Wifi on the gnex.... When the screen is off it seems to go into some low-power state that doesn't save much power and causes little connection glitches. So even putting the phone to my head to talk would turn off the screen, then the VOIP call would get all choppy. Telling the app to leave the screen on in calls fixed it right up. I ended up trying Franco's kernel, as he has an option to disable the wifi power save stuff. It's working much better now. I've seen threads about this causing slow downloads when trying to download stuff like Gameloft game data as well. Though others say they don't see it. No idea, but it caused me lots of trouble and it's an easy fix, so I'm posting it.
UPDATE: New tips from natesilver:
This pretty much isn't important on wifi because a home router will usually keep the NAT entries long enough to never lose registration. However on 3/4G the cell carrier will usually cut UDP entries very quickly (my provider cuts them as early as 20 seconds. Unfortunately most VOIP providers only use UDP protocol. This means that if you are using the standard ICS VOIP client, you WILL miss some calls without even knowing that you have become unregistered.
There is an easy solution: go with a VOIP provider that supports TCP protocol. Why? Because cell carriers keep TCP connections open much longer. Personally, I'm very happy with VOIP.ms even though they are UDP only. What i did was create a free account at Sip2Sip.info (because they support TCP and allow free internet calls). My VOIP.ms DID is then forwarded via sip uri to my free Sip2Sip account so i can always receive incoming calls while on mobile, for no extra cost than VOIP.ms alone.

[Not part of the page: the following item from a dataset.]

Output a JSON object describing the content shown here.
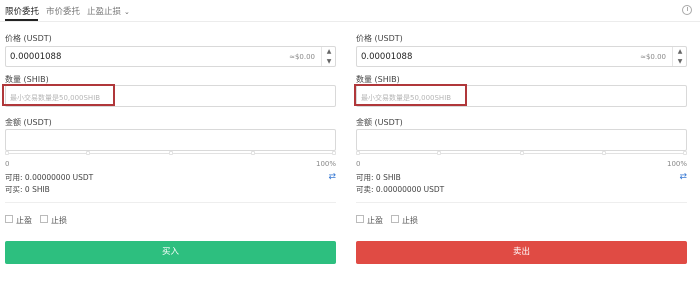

The other benefit to this is that now while using CSipSimple, you can change the TCP keep alive interval to a longer time (think 600 s), to allow the phone to be in deep sleep longer and greatly save on battery usage. IMO this if a must if you are using VOIP on a mobile connection for incoming calls.
The other topic is latency.
Even with a very fast wifi or mobile connection, there is noticeable latency introduced by the Android OS when using VOIP. The playback buffer seems to be unnecessarily high so there is a delay from the time the phone receives a word until it is played through the speaker. This makes for a bizarre pause during conversation, especially if two people begin to talk at the same time. Don't believe me? Try an echo test with your VOIP provider. On a good connection, you should hear yourself back essentially at the same time you speak. With stock Android, you will not experience this. There will be a delay. Add even a small bit of network latency and the problem multiplies.
I have a solution for you if you are using CM9 or AOKP or some other twist of these ROMs.
Install the patch from this thread:
Then to make it even better, use CSipSimple (nightly version) with OPENSL-ES enabled as backend implementation method for audio (somewhere in advanced media settings).
With this setup, latency is reduced to almost nothing which you can verify with another echo test, or just simply from the improved call conversation quality you will experience.